While the equipments are designed to upkeep water
Checking your filtration system if it functions well enough. The filter system removes debris by trapping small particles that get into the equipment and do not dissolve them. The filter system components are the pump and the filter. The pump is the electrical component that drives the pool water through the filter. Most swimming equipment filters use sand, diatomaceous earth (DE), or cartridge elements to filter the water. Be sure to operate and maintain your filter according to manufacturer's specifications including procedures to routinely clean and backwash your filters. Your skimmer and pump basket are designed to collect large debris before it reaches the filter. You should empty out and clean these baskets frequently. Failure to remove collected debris often results in poor water circulation, inhibiting maximum filtration efficiency. Vacuuming your swimming equipment helps to ensure a clean healthy water environment. Most manual equipment vacuums attached to the skimmer use the pump pressure to bring debris off from the bottom through the filter system. There can be no air in the vacuum hose when using a manual vacuum. Air can be driven out of the vacuum hoses by either submersing the vacuum hose under water or by placing the vacuum hose over one of the return fittings before hooking it up to the skimmer. The leaf skimming system. Use a leaf skimmer attached to your vacuum pole to gather up leaves, insects and other floating debris on the surface of the water. By removing the debris before it reaches your filter system or the bottom of your pool, you can save time, increase filter efficiency, and prevent staining of the bottom. Use a wall brush to clean and scrub pool walls and the bottom of the pool. Brushing the pool will allow the debris and dirt to be caught in your pool's filtration system as well as prevent algea growth and staining due to stagnant dirt. Brush your pool as needed or as part of a weekly maintenance. Always keep the surrounding deck areas clean. A good practice in maintaining a clean pool is to keep the deck and surrounding areas free from loose leaves, dirt, and debris. This dirt and debris will either be brought into the pool by users or blown into the pool where it will have to be cleaned out too.

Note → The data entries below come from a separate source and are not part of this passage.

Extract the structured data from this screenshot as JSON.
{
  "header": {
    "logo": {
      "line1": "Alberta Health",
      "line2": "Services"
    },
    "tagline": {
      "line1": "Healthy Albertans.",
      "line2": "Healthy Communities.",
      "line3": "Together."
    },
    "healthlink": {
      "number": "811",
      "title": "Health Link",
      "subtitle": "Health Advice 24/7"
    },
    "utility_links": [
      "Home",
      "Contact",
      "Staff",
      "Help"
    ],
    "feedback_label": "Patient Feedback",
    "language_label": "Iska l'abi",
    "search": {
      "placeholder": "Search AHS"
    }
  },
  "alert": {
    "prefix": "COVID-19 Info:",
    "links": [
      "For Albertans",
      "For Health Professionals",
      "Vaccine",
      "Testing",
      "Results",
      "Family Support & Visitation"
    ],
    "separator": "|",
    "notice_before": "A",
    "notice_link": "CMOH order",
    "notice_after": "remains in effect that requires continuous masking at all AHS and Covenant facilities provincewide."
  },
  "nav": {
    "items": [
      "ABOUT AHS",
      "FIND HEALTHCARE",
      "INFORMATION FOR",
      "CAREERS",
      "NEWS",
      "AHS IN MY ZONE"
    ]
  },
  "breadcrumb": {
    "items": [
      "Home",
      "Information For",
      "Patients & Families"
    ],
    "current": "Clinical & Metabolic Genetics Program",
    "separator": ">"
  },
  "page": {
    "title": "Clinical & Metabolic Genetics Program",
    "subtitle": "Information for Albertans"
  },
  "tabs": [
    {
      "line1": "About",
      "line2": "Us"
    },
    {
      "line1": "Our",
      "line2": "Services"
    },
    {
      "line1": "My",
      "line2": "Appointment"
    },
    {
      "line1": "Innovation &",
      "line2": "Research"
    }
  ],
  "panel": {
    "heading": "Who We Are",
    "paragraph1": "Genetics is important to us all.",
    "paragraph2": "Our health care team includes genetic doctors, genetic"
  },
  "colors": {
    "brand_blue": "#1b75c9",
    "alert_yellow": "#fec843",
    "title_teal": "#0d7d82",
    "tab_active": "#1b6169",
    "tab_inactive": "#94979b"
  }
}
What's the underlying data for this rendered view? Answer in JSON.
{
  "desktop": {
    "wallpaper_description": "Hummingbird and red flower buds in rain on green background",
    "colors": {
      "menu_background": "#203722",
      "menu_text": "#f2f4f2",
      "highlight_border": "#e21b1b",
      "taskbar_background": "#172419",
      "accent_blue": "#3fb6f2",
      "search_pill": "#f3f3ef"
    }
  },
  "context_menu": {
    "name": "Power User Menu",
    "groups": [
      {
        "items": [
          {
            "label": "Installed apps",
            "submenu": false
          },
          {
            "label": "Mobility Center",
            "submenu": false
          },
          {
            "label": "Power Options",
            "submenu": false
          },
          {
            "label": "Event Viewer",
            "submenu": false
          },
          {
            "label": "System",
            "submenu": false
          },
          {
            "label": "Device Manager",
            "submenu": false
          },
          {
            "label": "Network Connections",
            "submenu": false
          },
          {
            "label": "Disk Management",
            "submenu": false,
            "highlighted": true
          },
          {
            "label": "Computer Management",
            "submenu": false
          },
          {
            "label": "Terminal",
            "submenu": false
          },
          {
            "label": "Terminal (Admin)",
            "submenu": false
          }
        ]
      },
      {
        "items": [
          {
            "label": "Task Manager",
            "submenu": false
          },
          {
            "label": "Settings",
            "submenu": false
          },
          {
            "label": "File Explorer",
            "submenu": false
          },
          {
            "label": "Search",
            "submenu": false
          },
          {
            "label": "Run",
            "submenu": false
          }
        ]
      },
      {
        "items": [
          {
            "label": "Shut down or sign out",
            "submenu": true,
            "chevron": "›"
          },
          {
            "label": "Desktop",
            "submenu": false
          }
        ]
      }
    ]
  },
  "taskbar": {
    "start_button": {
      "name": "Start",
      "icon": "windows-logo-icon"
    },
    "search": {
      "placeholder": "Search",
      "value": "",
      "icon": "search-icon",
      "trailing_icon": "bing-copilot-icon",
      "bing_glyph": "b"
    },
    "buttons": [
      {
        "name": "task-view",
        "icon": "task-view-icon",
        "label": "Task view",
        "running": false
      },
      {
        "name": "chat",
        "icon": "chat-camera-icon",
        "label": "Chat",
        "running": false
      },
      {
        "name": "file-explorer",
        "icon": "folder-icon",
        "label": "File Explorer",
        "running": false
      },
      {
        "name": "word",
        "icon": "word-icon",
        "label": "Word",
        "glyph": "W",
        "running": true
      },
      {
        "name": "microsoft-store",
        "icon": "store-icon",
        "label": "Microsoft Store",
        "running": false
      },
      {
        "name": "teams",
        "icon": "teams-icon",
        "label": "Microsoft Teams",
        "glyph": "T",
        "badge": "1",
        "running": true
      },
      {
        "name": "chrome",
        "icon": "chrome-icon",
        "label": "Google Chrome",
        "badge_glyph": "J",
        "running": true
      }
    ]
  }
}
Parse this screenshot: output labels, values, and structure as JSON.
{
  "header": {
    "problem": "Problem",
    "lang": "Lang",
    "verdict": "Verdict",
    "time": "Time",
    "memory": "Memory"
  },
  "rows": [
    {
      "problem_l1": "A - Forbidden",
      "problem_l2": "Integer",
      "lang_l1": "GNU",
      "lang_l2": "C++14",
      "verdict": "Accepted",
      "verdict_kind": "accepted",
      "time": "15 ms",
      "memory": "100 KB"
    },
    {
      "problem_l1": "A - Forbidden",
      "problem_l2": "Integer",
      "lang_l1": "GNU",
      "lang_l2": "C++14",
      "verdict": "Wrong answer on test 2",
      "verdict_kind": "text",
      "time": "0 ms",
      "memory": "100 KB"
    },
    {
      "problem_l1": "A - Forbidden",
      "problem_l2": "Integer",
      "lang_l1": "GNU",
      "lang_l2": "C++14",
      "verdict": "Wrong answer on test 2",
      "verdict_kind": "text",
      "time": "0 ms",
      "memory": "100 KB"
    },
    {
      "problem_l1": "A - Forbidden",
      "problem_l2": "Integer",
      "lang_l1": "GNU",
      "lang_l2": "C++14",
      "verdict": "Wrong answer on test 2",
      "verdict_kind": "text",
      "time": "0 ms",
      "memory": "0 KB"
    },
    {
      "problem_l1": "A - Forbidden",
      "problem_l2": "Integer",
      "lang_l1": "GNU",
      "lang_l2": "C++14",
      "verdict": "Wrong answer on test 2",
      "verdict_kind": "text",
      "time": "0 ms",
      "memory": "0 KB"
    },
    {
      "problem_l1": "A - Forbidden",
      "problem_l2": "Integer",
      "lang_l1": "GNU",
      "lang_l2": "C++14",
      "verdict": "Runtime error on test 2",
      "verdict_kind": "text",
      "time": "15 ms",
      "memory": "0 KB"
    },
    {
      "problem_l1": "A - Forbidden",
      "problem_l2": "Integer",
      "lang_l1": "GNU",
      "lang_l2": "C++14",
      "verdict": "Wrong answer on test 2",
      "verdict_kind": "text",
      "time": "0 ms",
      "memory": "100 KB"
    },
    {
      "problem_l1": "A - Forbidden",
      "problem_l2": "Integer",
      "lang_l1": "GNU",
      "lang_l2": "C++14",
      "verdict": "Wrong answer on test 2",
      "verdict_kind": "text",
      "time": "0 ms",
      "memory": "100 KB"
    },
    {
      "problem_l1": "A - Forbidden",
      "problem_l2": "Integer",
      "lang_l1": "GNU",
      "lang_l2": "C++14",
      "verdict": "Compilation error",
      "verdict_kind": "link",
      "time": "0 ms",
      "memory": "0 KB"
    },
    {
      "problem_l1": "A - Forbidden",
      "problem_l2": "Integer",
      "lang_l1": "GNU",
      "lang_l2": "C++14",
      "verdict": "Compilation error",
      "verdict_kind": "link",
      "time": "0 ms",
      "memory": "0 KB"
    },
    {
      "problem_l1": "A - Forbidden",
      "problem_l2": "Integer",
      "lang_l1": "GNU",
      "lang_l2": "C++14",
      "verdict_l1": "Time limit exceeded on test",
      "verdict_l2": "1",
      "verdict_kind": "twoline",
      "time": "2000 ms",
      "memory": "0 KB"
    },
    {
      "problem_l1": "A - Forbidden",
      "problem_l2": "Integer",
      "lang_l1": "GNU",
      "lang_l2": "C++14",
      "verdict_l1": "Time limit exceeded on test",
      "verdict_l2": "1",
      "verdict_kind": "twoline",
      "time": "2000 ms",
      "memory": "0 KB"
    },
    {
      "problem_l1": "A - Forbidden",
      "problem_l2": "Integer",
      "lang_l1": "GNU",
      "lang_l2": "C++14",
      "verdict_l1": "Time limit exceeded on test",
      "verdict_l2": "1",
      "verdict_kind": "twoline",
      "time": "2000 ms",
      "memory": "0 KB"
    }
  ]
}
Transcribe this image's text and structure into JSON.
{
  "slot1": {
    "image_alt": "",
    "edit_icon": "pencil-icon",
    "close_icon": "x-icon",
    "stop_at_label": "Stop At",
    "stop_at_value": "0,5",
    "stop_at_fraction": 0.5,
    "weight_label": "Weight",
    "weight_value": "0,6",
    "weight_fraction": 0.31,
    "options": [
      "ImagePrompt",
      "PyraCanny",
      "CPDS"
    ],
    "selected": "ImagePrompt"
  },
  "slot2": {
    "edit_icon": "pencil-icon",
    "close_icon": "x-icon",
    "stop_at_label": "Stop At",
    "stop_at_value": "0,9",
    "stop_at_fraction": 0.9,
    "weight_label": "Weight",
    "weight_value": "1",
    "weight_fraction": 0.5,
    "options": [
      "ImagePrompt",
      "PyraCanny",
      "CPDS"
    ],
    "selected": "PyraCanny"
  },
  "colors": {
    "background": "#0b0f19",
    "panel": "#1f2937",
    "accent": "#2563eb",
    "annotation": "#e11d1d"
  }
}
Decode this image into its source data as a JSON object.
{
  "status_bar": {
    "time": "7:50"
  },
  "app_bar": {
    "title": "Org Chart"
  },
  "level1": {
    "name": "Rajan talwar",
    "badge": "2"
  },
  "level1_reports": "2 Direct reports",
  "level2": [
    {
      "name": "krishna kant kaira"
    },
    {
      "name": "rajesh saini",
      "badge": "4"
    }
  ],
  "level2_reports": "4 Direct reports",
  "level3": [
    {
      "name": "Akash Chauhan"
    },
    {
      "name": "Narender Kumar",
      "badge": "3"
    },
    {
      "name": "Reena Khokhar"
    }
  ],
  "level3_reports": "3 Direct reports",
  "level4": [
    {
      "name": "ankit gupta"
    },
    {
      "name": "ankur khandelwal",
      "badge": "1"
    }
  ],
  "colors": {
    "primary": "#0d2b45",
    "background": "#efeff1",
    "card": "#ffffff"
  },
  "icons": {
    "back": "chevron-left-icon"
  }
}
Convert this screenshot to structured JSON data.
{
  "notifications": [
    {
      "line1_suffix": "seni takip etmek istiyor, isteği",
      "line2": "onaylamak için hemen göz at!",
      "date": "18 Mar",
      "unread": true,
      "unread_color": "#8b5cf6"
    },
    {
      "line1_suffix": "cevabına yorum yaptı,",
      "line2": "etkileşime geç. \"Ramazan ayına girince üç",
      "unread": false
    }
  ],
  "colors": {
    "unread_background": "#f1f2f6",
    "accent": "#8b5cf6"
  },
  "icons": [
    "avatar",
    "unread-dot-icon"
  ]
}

A regimen of regularly hosing down the deck or raking the surrounding yard is recommended to prevent needless pool water cleaning activities. Lastly, the best way to keep algea at bay is to properly maintain the chemical balance of your pool water. Be sure you have a good pool water testing kit so that you can monitor your water regularly. If you do that, algea won't be able to get started and you should be able to avoid the problem of fighting it. If you found this warning too late, then consult a pool specialist and have your problem solved.